(Entries from a dataset of interfaces)
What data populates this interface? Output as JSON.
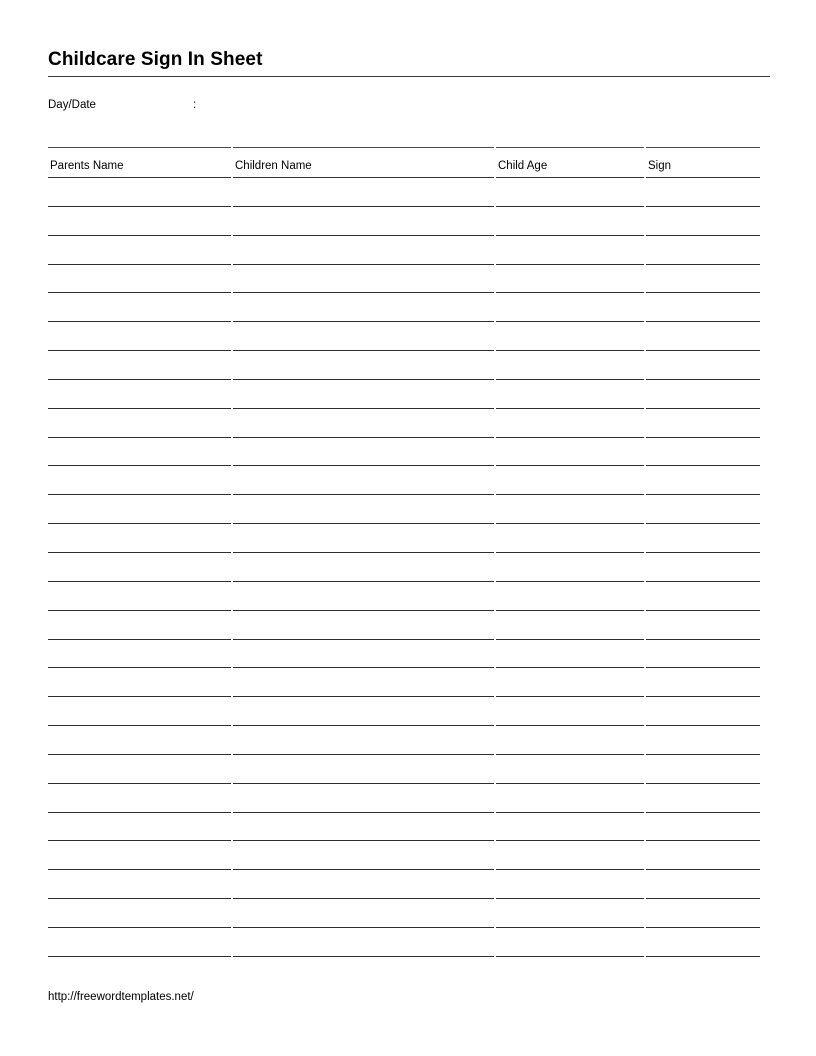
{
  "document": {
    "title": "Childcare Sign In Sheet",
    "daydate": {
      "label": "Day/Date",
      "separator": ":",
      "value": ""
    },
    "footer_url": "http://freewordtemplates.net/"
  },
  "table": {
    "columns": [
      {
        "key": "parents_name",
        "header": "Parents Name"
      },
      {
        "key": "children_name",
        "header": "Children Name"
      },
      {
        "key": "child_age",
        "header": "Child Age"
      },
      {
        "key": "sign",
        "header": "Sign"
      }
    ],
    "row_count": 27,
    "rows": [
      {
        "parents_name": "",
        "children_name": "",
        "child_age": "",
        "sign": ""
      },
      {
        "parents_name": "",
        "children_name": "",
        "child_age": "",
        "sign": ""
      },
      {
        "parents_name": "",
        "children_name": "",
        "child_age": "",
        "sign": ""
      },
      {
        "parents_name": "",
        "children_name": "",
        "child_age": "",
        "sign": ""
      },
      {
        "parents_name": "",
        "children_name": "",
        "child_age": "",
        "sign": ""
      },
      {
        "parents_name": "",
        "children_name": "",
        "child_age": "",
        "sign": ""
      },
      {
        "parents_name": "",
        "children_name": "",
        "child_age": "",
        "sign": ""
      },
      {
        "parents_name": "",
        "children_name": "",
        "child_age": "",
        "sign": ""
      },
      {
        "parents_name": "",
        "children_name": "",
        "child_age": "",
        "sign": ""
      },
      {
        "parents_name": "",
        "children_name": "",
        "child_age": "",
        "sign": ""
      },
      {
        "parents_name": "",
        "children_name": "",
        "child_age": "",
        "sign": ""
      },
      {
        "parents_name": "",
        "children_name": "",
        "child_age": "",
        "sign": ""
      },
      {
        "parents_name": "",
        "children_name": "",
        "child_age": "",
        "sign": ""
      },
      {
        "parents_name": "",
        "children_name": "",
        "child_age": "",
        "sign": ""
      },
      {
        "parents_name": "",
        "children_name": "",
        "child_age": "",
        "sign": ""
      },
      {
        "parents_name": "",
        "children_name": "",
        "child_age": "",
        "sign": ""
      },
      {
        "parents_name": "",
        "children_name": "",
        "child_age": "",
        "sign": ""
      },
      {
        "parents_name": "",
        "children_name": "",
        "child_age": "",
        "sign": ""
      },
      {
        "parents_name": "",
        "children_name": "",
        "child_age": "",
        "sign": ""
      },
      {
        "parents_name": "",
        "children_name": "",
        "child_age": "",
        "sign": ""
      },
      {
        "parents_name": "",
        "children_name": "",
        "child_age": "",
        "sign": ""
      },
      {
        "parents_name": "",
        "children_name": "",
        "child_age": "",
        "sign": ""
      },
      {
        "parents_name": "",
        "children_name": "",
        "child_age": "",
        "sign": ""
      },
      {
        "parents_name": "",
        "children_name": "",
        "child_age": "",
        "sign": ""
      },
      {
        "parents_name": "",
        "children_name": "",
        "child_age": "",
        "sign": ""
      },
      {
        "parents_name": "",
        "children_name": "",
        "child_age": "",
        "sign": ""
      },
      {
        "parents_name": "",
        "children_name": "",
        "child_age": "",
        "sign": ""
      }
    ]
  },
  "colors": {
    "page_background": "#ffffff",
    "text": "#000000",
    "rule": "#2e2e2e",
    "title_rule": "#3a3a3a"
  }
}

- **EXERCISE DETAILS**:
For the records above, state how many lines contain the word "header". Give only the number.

- **OUTPUT OF THE EXERCISE**:
4